« Reply #13 on: 13.07. 2011 15:24 »
Hi John
new valves from C&D arrived this morning, I'm just back from other duties but have taken the new ones down to the shed for comparison.
Yep the originals are to big, I must have ordered big head valves early on and forgotten they were bigger.
They are in fact 43/44 thou bigger than the new ones which are road rocket, lucky I got away with it I think, and just one valve kissing, must be a bit less tolerance on that pocket.
The new  ex valves I got some months back to replace a sticking one are the same size as the original big valve head ones, (also the same size as spare new Flash ones, must look up big valve head specs).

Think it's time for paper and pencil diary of what I buy and do.
To paraphrase an old saying "Iv'e forgotten more than I'll ever know"

Thanks for the heads up folks, it was the "looks large" that got me on the right track
All the best - Bill
1961 Flash - stock, reliable, steady, fantastic for shopping
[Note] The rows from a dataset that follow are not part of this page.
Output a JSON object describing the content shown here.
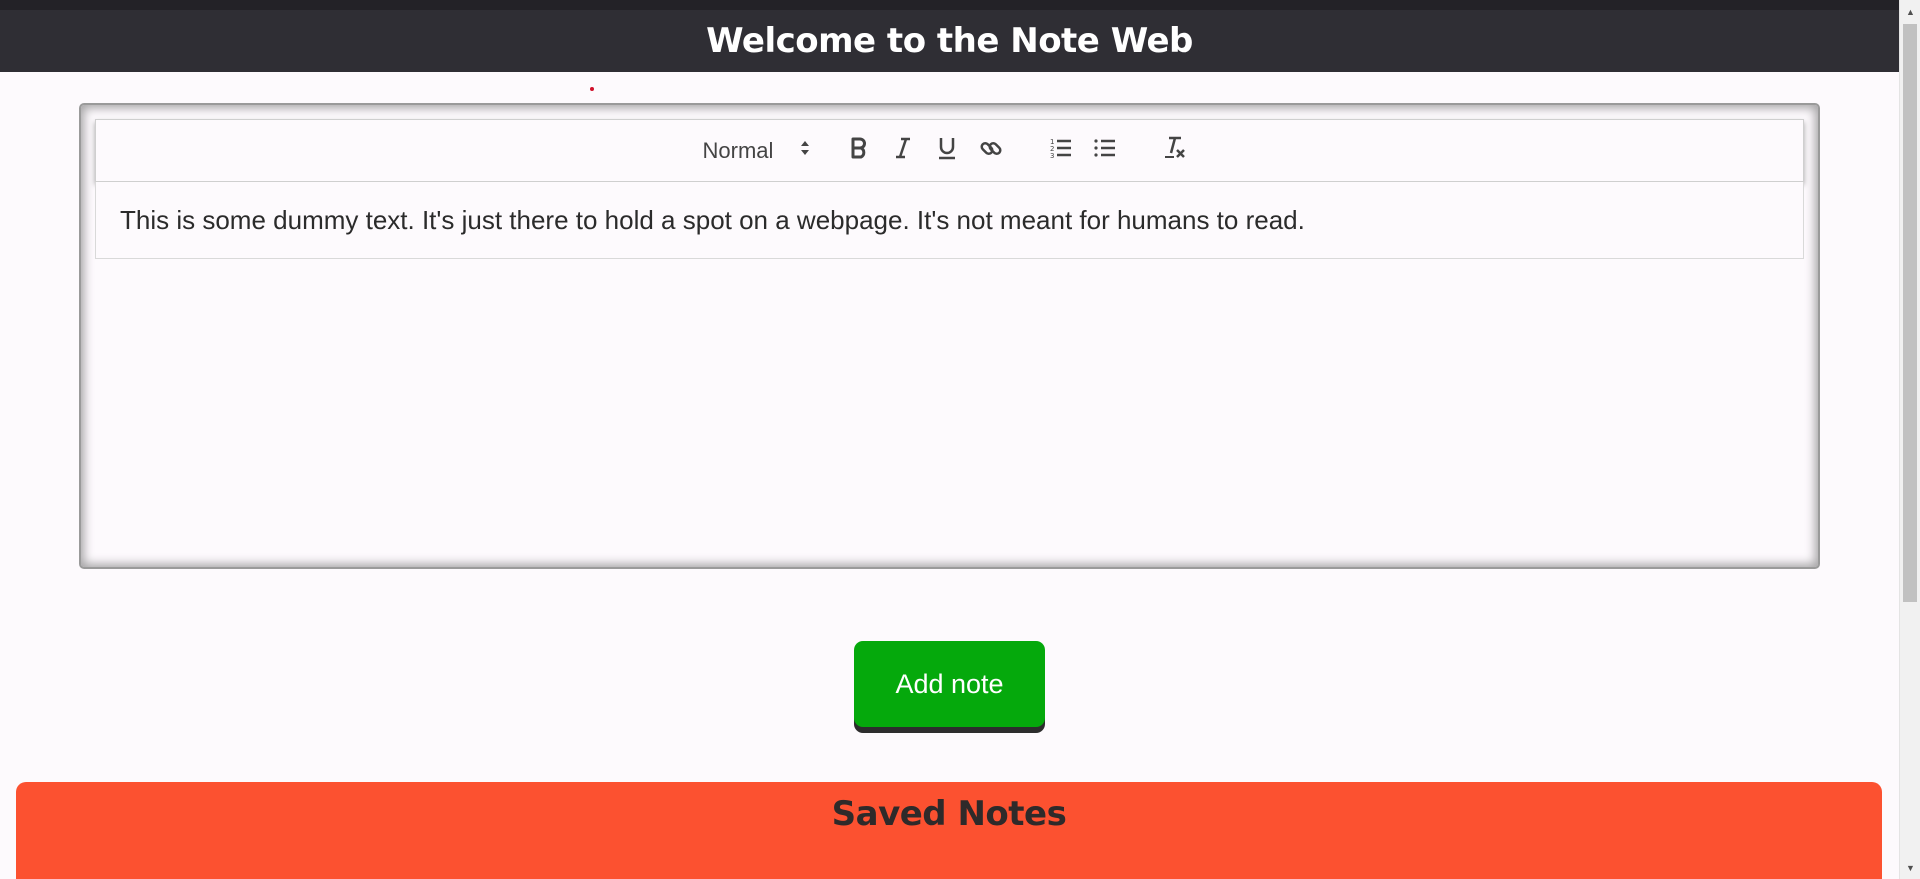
{
  "header": {
    "title": "Welcome to the Note Web"
  },
  "editor": {
    "toolbar": {
      "format_select": "Normal",
      "buttons": [
        "bold",
        "italic",
        "underline",
        "link",
        "ordered-list",
        "bullet-list",
        "clean-formatting"
      ]
    },
    "content": "This is some dummy text. It's just there to hold a spot on a webpage. It's not meant for humans to read."
  },
  "actions": {
    "add_note_label": "Add note"
  },
  "saved_notes": {
    "title": "Saved Notes"
  },
  "colors": {
    "header_bg": "#2f2e34",
    "add_button": "#05a90c",
    "saved_notes_bg": "#fc5130"
  },
  "icons": {
    "select_arrows": "up-down-arrows-icon",
    "bold": "bold-icon",
    "italic": "italic-icon",
    "underline": "underline-icon",
    "link": "link-icon",
    "ordered_list": "ordered-list-icon",
    "bullet_list": "bullet-list-icon",
    "clean": "clear-format-icon"
  }
}
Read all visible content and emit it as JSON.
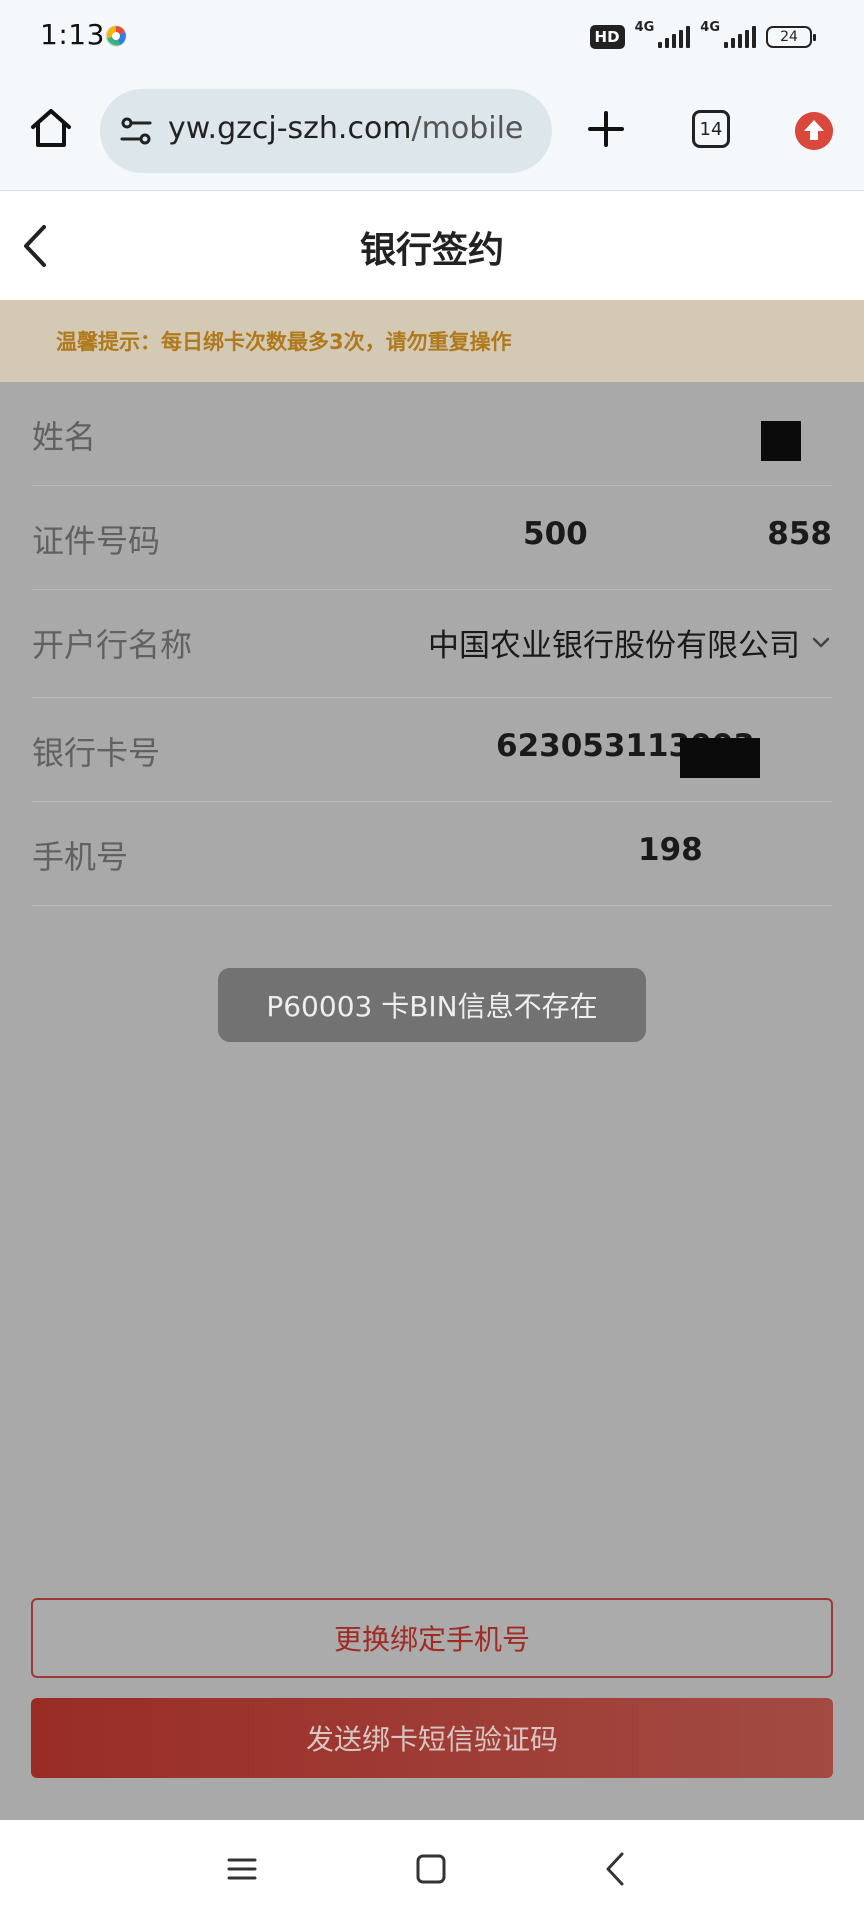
{
  "status_bar": {
    "time": "1:13",
    "hd_badge": "HD",
    "network_1": "4G",
    "network_2": "4G",
    "battery": "24"
  },
  "browser": {
    "url_main": "yw.gzcj-szh.com",
    "url_path": "/mobile",
    "tab_count": "14"
  },
  "page": {
    "title": "银行签约",
    "notice": "温馨提示：每日绑卡次数最多3次，请勿重复操作"
  },
  "form": {
    "name_label": "姓名",
    "id_label": "证件号码",
    "id_value_start": "500",
    "id_value_end": "858",
    "bank_label": "开户行名称",
    "bank_value": "中国农业银行股份有限公司",
    "card_label": "银行卡号",
    "card_value_start": "623053113003",
    "phone_label": "手机号",
    "phone_value_start": "198"
  },
  "toast": {
    "message": "P60003 卡BIN信息不存在"
  },
  "buttons": {
    "change_phone": "更换绑定手机号",
    "send_sms": "发送绑卡短信验证码"
  },
  "colors": {
    "accent_red": "#a12a22",
    "notice_text": "#b07a1c",
    "overlay_gray": "#a9a9a9"
  }
}
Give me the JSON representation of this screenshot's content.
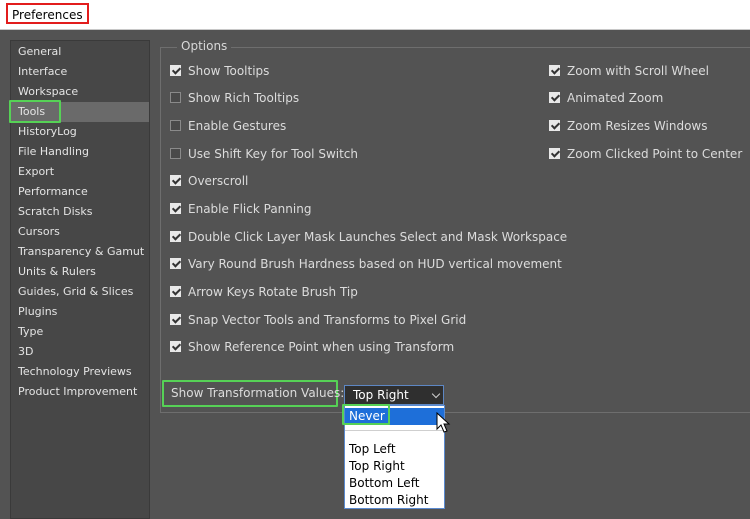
{
  "window": {
    "title": "Preferences"
  },
  "sidebar": {
    "items": [
      {
        "label": "General"
      },
      {
        "label": "Interface"
      },
      {
        "label": "Workspace"
      },
      {
        "label": "Tools"
      },
      {
        "label": "HistoryLog"
      },
      {
        "label": "File Handling"
      },
      {
        "label": "Export"
      },
      {
        "label": "Performance"
      },
      {
        "label": "Scratch Disks"
      },
      {
        "label": "Cursors"
      },
      {
        "label": "Transparency & Gamut"
      },
      {
        "label": "Units & Rulers"
      },
      {
        "label": "Guides, Grid & Slices"
      },
      {
        "label": "Plugins"
      },
      {
        "label": "Type"
      },
      {
        "label": "3D"
      },
      {
        "label": "Technology Previews"
      },
      {
        "label": "Product Improvement"
      }
    ],
    "selected": "Tools"
  },
  "options": {
    "legend": "Options",
    "left": [
      {
        "label": "Show Tooltips",
        "checked": true
      },
      {
        "label": "Show Rich Tooltips",
        "checked": false
      },
      {
        "label": "Enable Gestures",
        "checked": false
      },
      {
        "label": "Use Shift Key for Tool Switch",
        "checked": false
      },
      {
        "label": "Overscroll",
        "checked": true
      },
      {
        "label": "Enable Flick Panning",
        "checked": true
      },
      {
        "label": "Double Click Layer Mask Launches Select and Mask Workspace",
        "checked": true
      },
      {
        "label": "Vary Round Brush Hardness based on HUD vertical movement",
        "checked": true
      },
      {
        "label": "Arrow Keys Rotate Brush Tip",
        "checked": true
      },
      {
        "label": "Snap Vector Tools and Transforms to Pixel Grid",
        "checked": true
      },
      {
        "label": "Show Reference Point when using Transform",
        "checked": true
      }
    ],
    "right": [
      {
        "label": "Zoom with Scroll Wheel",
        "checked": true
      },
      {
        "label": "Animated Zoom",
        "checked": true
      },
      {
        "label": "Zoom Resizes Windows",
        "checked": true
      },
      {
        "label": "Zoom Clicked Point to Center",
        "checked": true
      }
    ]
  },
  "transformation": {
    "label": "Show Transformation Values:",
    "selected": "Top Right",
    "options": [
      "Never",
      "Top Left",
      "Top Right",
      "Bottom Left",
      "Bottom Right"
    ],
    "hovered": "Never"
  },
  "colors": {
    "highlight": "#56d156",
    "title_highlight": "#e21c1c",
    "hover": "#1e6fd9"
  }
}
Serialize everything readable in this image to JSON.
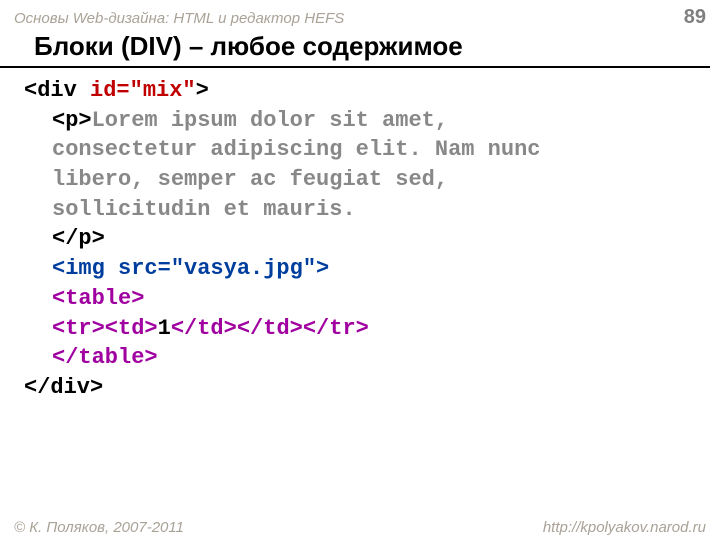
{
  "header": {
    "course": "Основы Web-дизайна: HTML и редактор HEFS",
    "page": "89"
  },
  "title": "Блоки (DIV) – любое содержимое",
  "code": {
    "l1a": "<div ",
    "l1b": "id=\"mix\"",
    "l1c": ">",
    "l2a": "<p>",
    "l2b": "Lorem ipsum dolor sit amet,",
    "l3": "consectetur adipiscing elit. Nam nunc",
    "l4": "libero, semper ac feugiat sed,",
    "l5": "sollicitudin et mauris.",
    "l6": "</p>",
    "l7": "<img src=\"vasya.jpg\">",
    "l8": "<table>",
    "l9a": "<tr><td>",
    "l9b": "1",
    "l9c": "</td></td></tr>",
    "l10": "</table>",
    "l11": "</div>"
  },
  "footer": {
    "copyright": "© К. Поляков, 2007-2011",
    "url": "http://kpolyakov.narod.ru"
  }
}
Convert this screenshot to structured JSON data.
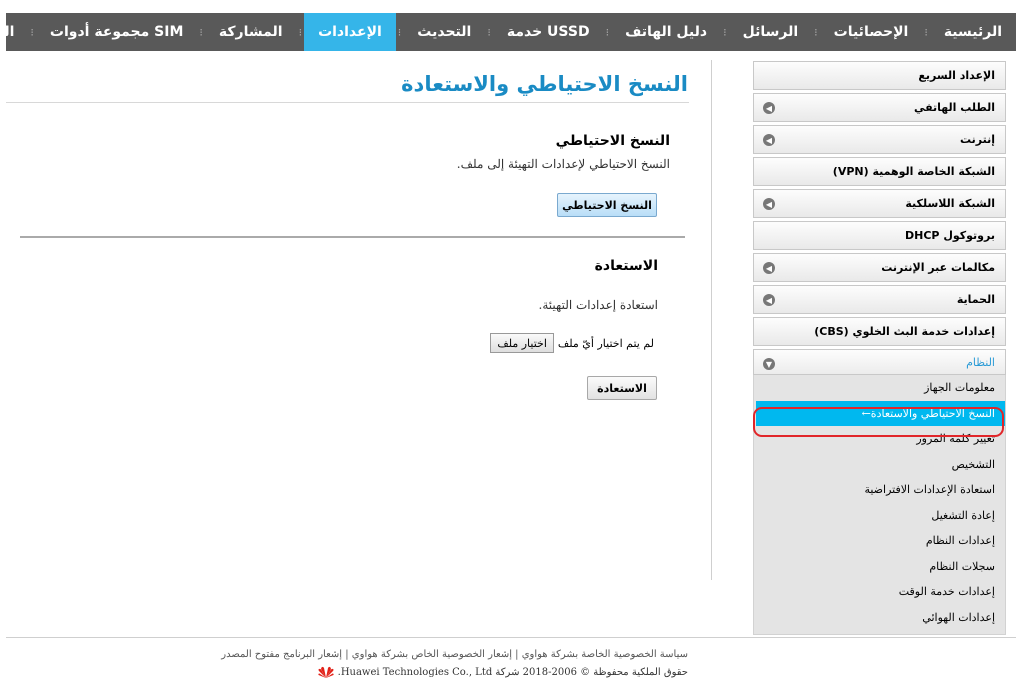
{
  "nav": {
    "items": [
      {
        "label": "الرئيسية",
        "active": false
      },
      {
        "label": "الإحصائيات",
        "active": false
      },
      {
        "label": "الرسائل",
        "active": false
      },
      {
        "label": "دليل الهاتف",
        "active": false
      },
      {
        "label": "خدمة USSD",
        "active": false
      },
      {
        "label": "التحديث",
        "active": false
      },
      {
        "label": "الإعدادات",
        "active": true
      },
      {
        "label": "المشاركة",
        "active": false
      },
      {
        "label": "مجموعة أدوات SIM",
        "active": false
      },
      {
        "label": "المزيد",
        "active": false
      }
    ],
    "active_color": "#35b5e9",
    "bar_color": "#595959"
  },
  "main": {
    "title": "النسخ الاحتياطي والاستعادة",
    "backup": {
      "heading": "النسخ الاحتياطي",
      "description": "النسخ الاحتياطي لإعدادات التهيئة إلى ملف.",
      "button": "النسخ الاحتياطي"
    },
    "restore": {
      "heading": "الاستعادة",
      "description": "استعادة إعدادات التهيئة.",
      "file_button": "اختيار ملف",
      "file_status": "لم يتم اختيار أيّ ملف",
      "button": "الاستعادة"
    }
  },
  "sidebar": {
    "items": [
      {
        "label": "الإعداد السريع",
        "arrow": false
      },
      {
        "label": "الطلب الهاتفي",
        "arrow": true
      },
      {
        "label": "إنترنت",
        "arrow": true
      },
      {
        "label": "الشبكة الخاصة الوهمية (VPN)",
        "arrow": false
      },
      {
        "label": "الشبكة اللاسلكية",
        "arrow": true
      },
      {
        "label": "بروتوكول DHCP",
        "arrow": false
      },
      {
        "label": "مكالمات عبر الإنترنت",
        "arrow": true
      },
      {
        "label": "الحماية",
        "arrow": true
      },
      {
        "label": "إعدادات خدمة البث الخلوي (CBS)",
        "arrow": false
      }
    ],
    "open_section": "النظام",
    "submenu": [
      {
        "label": "معلومات الجهاز",
        "active": false
      },
      {
        "label": "النسخ الاحتياطي والاستعادة←",
        "active": true
      },
      {
        "label": "تغيير كلمة المرور",
        "active": false
      },
      {
        "label": "التشخيص",
        "active": false
      },
      {
        "label": "استعادة الإعدادات الافتراضية",
        "active": false
      },
      {
        "label": "إعادة التشغيل",
        "active": false
      },
      {
        "label": "إعدادات النظام",
        "active": false
      },
      {
        "label": "سجلات النظام",
        "active": false
      },
      {
        "label": "إعدادات خدمة الوقت",
        "active": false
      },
      {
        "label": "إعدادات الهوائي",
        "active": false
      }
    ],
    "active_color": "#00b8ef"
  },
  "footer": {
    "links": "سياسة الخصوصية الخاصة بشركة هواوي | إشعار الخصوصية الخاص بشركة هواوي | إشعار البرنامج مفتوح المصدر",
    "copyright": "حقوق الملكية محفوظة © 2006-2018 شركة Huawei Technologies Co., Ltd."
  }
}
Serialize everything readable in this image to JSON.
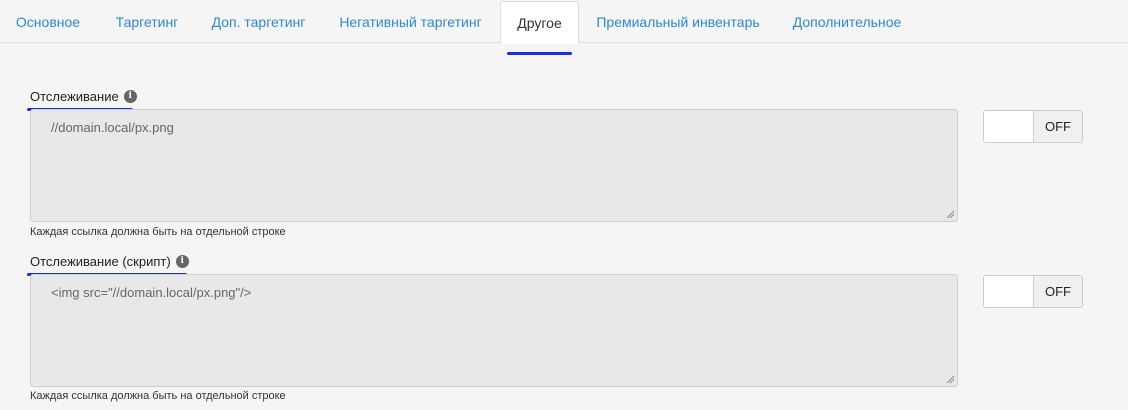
{
  "tabs": [
    {
      "label": "Основное"
    },
    {
      "label": "Таргетинг"
    },
    {
      "label": "Доп. таргетинг"
    },
    {
      "label": "Негативный таргетинг"
    },
    {
      "label": "Другое"
    },
    {
      "label": "Премиальный инвентарь"
    },
    {
      "label": "Дополнительное"
    }
  ],
  "active_tab": "Другое",
  "colors": {
    "link": "#2a8ad6",
    "annotation_underline": "#1a2fe0"
  },
  "sections": [
    {
      "label": "Отслеживание",
      "icon": "info-icon",
      "value": "//domain.local/px.png",
      "hint": "Каждая ссылка должна быть на отдельной строке",
      "toggle": "OFF"
    },
    {
      "label": "Отслеживание (скрипт)",
      "icon": "info-icon",
      "value": "<img src=\"//domain.local/px.png\"/>",
      "hint": "Каждая ссылка должна быть на отдельной строке",
      "toggle": "OFF"
    }
  ]
}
1959 Rocket Gold Flash - blinged and tarted up  would have seizure if taken to  Tesco